Louisa leads marketing for the in-house legal community at LexisNexis. She joined the dedicated in-house team at LexisNexis four years ago and has a passion for driving and facilitating initiatives which are customer-focused at their heart. Her vision is to support in-house counsel succeed in their fast-evolving role based on deep insight, data analysis and best practice gathered across the in-house community.

Prior to her in-house focused role, Louisa led the marketing for the bar and mid-market private practice sectors as well as product marketing lead for LexisPSL - LexisNexis' cloud based, practical guidance and legal research software solution.

She brings 20 years' marketing experience both client and agency side, specialising in B2B marketing in the Legal, TMT (Telco, Media and Technology) and Financial Services industries. In both South Africa, Europe and the UK.

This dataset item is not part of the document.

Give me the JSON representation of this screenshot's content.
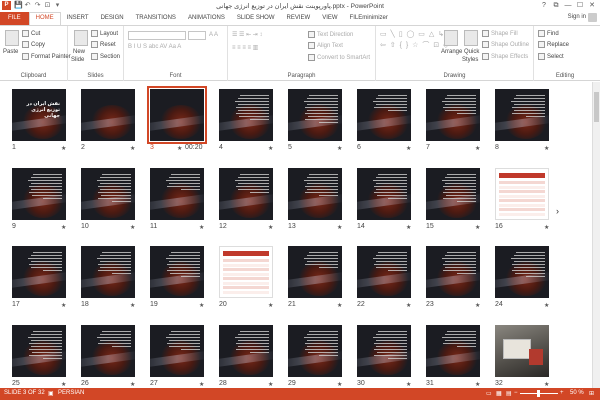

Louisa is also an active member on the LexisNexis Gender Equality Matters (GEM) steering committee and is involved with the Families at LexisNexis Group which brings together, supports and lobbies for change those with an interest in balancing the challenges of work and family.